Source material:
=== Begin Enclosure ===

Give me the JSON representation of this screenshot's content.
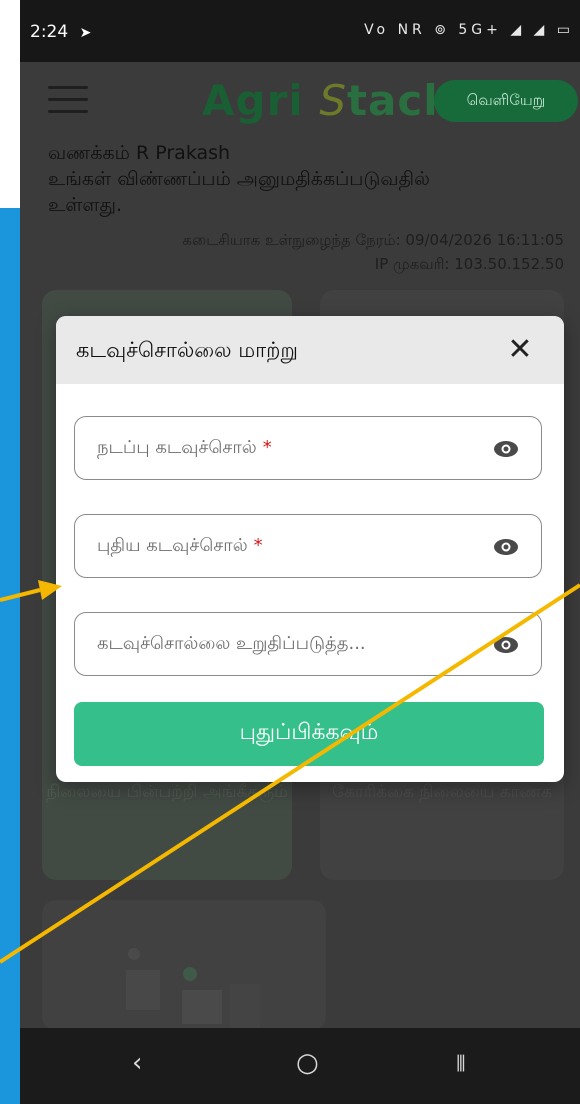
{
  "status_bar": {
    "time": "2:24",
    "nav_icon": "navigation-arrow-icon",
    "icons": "Vo NR ⊚ 5G+ ◢ ◢ ▭"
  },
  "header": {
    "brand_a": "Agri ",
    "brand_s": "S",
    "brand_rest": "tack",
    "logout_label": "வெளியேறு"
  },
  "greeting": {
    "hello": "வணக்கம் R Prakash",
    "line2": "உங்கள் விண்ணப்பம் அனுமதிக்கப்படுவதில்",
    "line3": "உள்ளது."
  },
  "last_login": {
    "label": "கடைசியாக உள்நுழைந்த நேரம்: 09/04/2026 16:11:05",
    "ip": "IP முகவரி: 103.50.152.50"
  },
  "cards": {
    "card1_caption": "நிலையை பின்பற்றி அங்கீகரும்",
    "card2_caption": "கோரிக்கை நிலையை காணக"
  },
  "modal": {
    "title": "கடவுச்சொல்லை மாற்று",
    "close_icon": "close-icon",
    "current_password_label": "நடப்பு கடவுச்சொல்",
    "new_password_label": "புதிய கடவுச்சொல்",
    "confirm_password_label": "கடவுச்சொல்லை உறுதிப்படுத்த...",
    "required_mark": "*",
    "submit_label": "புதுப்பிக்கவும்"
  },
  "nav": {
    "back": "‹",
    "home": "○",
    "recent": "⦀"
  },
  "colors": {
    "accent_green": "#35c08b",
    "logout_green": "#176a3a",
    "annotation_arrow": "#f5b800",
    "slide_blue": "#1b95db"
  }
}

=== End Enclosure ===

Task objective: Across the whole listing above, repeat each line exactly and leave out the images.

Solution to the problem:
Give me the JSON representation of this screenshot's content.
{
  "status_bar": {
    "time": "2:24",
    "nav_icon": "navigation-arrow-icon",
    "icons": "Vo NR ⊚ 5G+ ◢ ◢ ▭"
  },
  "header": {
    "brand_a": "Agri ",
    "brand_s": "S",
    "brand_rest": "tack",
    "logout_label": "வெளியேறு"
  },
  "greeting": {
    "hello": "வணக்கம் R Prakash",
    "line2": "உங்கள் விண்ணப்பம் அனுமதிக்கப்படுவதில்",
    "line3": "உள்ளது."
  },
  "last_login": {
    "label": "கடைசியாக உள்நுழைந்த நேரம்: 09/04/2026 16:11:05",
    "ip": "IP முகவரி: 103.50.152.50"
  },
  "cards": {
    "card1_caption": "நிலையை பின்பற்றி அங்கீகரும்",
    "card2_caption": "கோரிக்கை நிலையை காணக"
  },
  "modal": {
    "title": "கடவுச்சொல்லை மாற்று",
    "close_icon": "close-icon",
    "current_password_label": "நடப்பு கடவுச்சொல்",
    "new_password_label": "புதிய கடவுச்சொல்",
    "confirm_password_label": "கடவுச்சொல்லை உறுதிப்படுத்த...",
    "required_mark": "*",
    "submit_label": "புதுப்பிக்கவும்"
  },
  "nav": {
    "back": "‹",
    "home": "○",
    "recent": "⦀"
  },
  "colors": {
    "accent_green": "#35c08b",
    "logout_green": "#176a3a",
    "annotation_arrow": "#f5b800",
    "slide_blue": "#1b95db"
  }
}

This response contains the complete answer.